DIRECTIONS: Set down all of the entries precisely as they were written.

Dataset rows for apps and sites
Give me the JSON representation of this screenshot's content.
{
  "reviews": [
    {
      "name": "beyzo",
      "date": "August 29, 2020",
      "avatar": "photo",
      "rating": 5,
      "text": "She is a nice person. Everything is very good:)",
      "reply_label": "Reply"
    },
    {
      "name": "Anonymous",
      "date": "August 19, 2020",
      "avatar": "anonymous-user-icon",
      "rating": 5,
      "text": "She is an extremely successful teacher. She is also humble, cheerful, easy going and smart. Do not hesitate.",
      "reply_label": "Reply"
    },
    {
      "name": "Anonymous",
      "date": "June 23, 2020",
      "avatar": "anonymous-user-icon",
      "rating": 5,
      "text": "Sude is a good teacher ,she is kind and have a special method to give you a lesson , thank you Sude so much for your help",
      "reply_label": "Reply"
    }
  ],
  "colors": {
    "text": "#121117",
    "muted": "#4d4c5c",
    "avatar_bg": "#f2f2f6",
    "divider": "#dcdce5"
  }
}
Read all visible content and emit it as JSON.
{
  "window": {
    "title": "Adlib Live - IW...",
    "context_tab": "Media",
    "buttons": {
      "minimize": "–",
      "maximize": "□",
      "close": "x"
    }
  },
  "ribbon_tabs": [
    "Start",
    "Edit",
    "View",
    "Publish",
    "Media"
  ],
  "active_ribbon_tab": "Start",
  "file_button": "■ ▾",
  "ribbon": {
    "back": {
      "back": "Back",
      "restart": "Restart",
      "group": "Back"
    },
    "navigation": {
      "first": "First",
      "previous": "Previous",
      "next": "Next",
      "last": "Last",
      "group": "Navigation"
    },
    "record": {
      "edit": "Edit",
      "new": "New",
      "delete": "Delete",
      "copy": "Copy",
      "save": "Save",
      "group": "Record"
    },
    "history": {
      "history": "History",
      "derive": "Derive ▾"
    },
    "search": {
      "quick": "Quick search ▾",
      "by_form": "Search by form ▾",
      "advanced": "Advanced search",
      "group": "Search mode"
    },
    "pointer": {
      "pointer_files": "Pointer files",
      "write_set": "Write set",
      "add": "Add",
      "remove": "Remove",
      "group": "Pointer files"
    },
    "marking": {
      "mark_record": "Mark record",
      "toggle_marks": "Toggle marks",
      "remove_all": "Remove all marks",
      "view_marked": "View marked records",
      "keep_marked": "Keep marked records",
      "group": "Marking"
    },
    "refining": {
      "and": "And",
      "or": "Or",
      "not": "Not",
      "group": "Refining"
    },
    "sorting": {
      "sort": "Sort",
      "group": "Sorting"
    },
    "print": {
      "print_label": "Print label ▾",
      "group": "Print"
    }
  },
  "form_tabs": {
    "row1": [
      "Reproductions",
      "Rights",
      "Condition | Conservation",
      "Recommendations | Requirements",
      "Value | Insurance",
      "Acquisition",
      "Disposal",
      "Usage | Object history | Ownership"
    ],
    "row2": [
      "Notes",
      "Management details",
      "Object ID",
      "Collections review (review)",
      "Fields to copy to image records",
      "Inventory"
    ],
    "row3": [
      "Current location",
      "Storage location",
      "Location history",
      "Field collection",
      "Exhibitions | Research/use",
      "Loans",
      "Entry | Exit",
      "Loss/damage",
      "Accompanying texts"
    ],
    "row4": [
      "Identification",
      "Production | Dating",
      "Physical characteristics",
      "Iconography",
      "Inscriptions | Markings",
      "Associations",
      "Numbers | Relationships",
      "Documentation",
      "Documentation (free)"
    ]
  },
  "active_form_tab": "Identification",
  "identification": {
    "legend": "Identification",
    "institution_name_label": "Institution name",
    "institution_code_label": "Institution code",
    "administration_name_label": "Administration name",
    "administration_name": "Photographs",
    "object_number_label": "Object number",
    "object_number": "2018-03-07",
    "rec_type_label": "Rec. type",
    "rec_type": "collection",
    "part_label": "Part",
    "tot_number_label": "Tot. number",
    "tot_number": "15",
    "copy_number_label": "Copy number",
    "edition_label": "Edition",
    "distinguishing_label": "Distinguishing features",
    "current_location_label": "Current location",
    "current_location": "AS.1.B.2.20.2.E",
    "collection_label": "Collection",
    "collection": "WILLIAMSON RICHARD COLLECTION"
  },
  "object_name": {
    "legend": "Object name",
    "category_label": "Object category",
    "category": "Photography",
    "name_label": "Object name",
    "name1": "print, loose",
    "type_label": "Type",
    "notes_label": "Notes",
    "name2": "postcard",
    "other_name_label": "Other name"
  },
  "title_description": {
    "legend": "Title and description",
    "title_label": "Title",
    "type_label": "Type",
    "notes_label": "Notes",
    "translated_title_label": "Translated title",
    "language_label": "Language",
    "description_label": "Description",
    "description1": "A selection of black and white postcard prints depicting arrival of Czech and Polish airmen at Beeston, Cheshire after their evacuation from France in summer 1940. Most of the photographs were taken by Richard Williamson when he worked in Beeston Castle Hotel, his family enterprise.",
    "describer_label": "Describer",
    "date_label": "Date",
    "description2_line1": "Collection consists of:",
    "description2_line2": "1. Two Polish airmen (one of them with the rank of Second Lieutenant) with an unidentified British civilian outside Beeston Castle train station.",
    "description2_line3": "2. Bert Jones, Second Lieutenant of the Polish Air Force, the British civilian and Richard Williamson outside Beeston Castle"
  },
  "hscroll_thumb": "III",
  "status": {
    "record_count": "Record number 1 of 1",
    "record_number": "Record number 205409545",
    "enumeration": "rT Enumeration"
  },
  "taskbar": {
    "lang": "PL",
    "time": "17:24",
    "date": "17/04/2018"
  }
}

OUTPUT:
Give me the JSON representation of this screenshot's content.
{
  "reviews": [
    {
      "name": "beyzo",
      "date": "August 29, 2020",
      "avatar": "photo",
      "rating": 5,
      "text": "She is a nice person. Everything is very good:)",
      "reply_label": "Reply"
    },
    {
      "name": "Anonymous",
      "date": "August 19, 2020",
      "avatar": "anonymous-user-icon",
      "rating": 5,
      "text": "She is an extremely successful teacher. She is also humble, cheerful, easy going and smart. Do not hesitate.",
      "reply_label": "Reply"
    },
    {
      "name": "Anonymous",
      "date": "June 23, 2020",
      "avatar": "anonymous-user-icon",
      "rating": 5,
      "text": "Sude is a good teacher ,she is kind and have a special method to give you a lesson , thank you Sude so much for your help",
      "reply_label": "Reply"
    }
  ],
  "colors": {
    "text": "#121117",
    "muted": "#4d4c5c",
    "avatar_bg": "#f2f2f6",
    "divider": "#dcdce5"
  }
}
Read all visible content and emit it as JSON.
{
  "window": {
    "title": "Adlib Live - IW...",
    "context_tab": "Media",
    "buttons": {
      "minimize": "–",
      "maximize": "□",
      "close": "x"
    }
  },
  "ribbon_tabs": [
    "Start",
    "Edit",
    "View",
    "Publish",
    "Media"
  ],
  "active_ribbon_tab": "Start",
  "file_button": "■ ▾",
  "ribbon": {
    "back": {
      "back": "Back",
      "restart": "Restart",
      "group": "Back"
    },
    "navigation": {
      "first": "First",
      "previous": "Previous",
      "next": "Next",
      "last": "Last",
      "group": "Navigation"
    },
    "record": {
      "edit": "Edit",
      "new": "New",
      "delete": "Delete",
      "copy": "Copy",
      "save": "Save",
      "group": "Record"
    },
    "history": {
      "history": "History",
      "derive": "Derive ▾"
    },
    "search": {
      "quick": "Quick search ▾",
      "by_form": "Search by form ▾",
      "advanced": "Advanced search",
      "group": "Search mode"
    },
    "pointer": {
      "pointer_files": "Pointer files",
      "write_set": "Write set",
      "add": "Add",
      "remove": "Remove",
      "group": "Pointer files"
    },
    "marking": {
      "mark_record": "Mark record",
      "toggle_marks": "Toggle marks",
      "remove_all": "Remove all marks",
      "view_marked": "View marked records",
      "keep_marked": "Keep marked records",
      "group": "Marking"
    },
    "refining": {
      "and": "And",
      "or": "Or",
      "not": "Not",
      "group": "Refining"
    },
    "sorting": {
      "sort": "Sort",
      "group": "Sorting"
    },
    "print": {
      "print_label": "Print label ▾",
      "group": "Print"
    }
  },
  "form_tabs": {
    "row1": [
      "Reproductions",
      "Rights",
      "Condition | Conservation",
      "Recommendations | Requirements",
      "Value | Insurance",
      "Acquisition",
      "Disposal",
      "Usage | Object history | Ownership"
    ],
    "row2": [
      "Notes",
      "Management details",
      "Object ID",
      "Collections review (review)",
      "Fields to copy to image records",
      "Inventory"
    ],
    "row3": [
      "Current location",
      "Storage location",
      "Location history",
      "Field collection",
      "Exhibitions | Research/use",
      "Loans",
      "Entry | Exit",
      "Loss/damage",
      "Accompanying texts"
    ],
    "row4": [
      "Identification",
      "Production | Dating",
      "Physical characteristics",
      "Iconography",
      "Inscriptions | Markings",
      "Associations",
      "Numbers | Relationships",
      "Documentation",
      "Documentation (free)"
    ]
  },
  "active_form_tab": "Identification",
  "identification": {
    "legend": "Identification",
    "institution_name_label": "Institution name",
    "institution_code_label": "Institution code",
    "administration_name_label": "Administration name",
    "administration_name": "Photographs",
    "object_number_label": "Object number",
    "object_number": "2018-03-07",
    "rec_type_label": "Rec. type",
    "rec_type": "collection",
    "part_label": "Part",
    "tot_number_label": "Tot. number",
    "tot_number": "15",
    "copy_number_label": "Copy number",
    "edition_label": "Edition",
    "distinguishing_label": "Distinguishing features",
    "current_location_label": "Current location",
    "current_location": "AS.1.B.2.20.2.E",
    "collection_label": "Collection",
    "collection": "WILLIAMSON RICHARD COLLECTION"
  },
  "object_name": {
    "legend": "Object name",
    "category_label": "Object category",
    "category": "Photography",
    "name_label": "Object name",
    "name1": "print, loose",
    "type_label": "Type",
    "notes_label": "Notes",
    "name2": "postcard",
    "other_name_label": "Other name"
  },
  "title_description": {
    "legend": "Title and description",
    "title_label": "Title",
    "type_label": "Type",
    "notes_label": "Notes",
    "translated_title_label": "Translated title",
    "language_label": "Language",
    "description_label": "Description",
    "description1": "A selection of black and white postcard prints depicting arrival of Czech and Polish airmen at Beeston, Cheshire after their evacuation from France in summer 1940. Most of the photographs were taken by Richard Williamson when he worked in Beeston Castle Hotel, his family enterprise.",
    "describer_label": "Describer",
    "date_label": "Date",
    "description2_line1": "Collection consists of:",
    "description2_line2": "1. Two Polish airmen (one of them with the rank of Second Lieutenant) with an unidentified British civilian outside Beeston Castle train station.",
    "description2_line3": "2. Bert Jones, Second Lieutenant of the Polish Air Force, the British civilian and Richard Williamson outside Beeston Castle"
  },
  "hscroll_thumb": "III",
  "status": {
    "record_count": "Record number 1 of 1",
    "record_number": "Record number 205409545",
    "enumeration": "rT Enumeration"
  },
  "taskbar": {
    "lang": "PL",
    "time": "17:24",
    "date": "17/04/2018"
  }
}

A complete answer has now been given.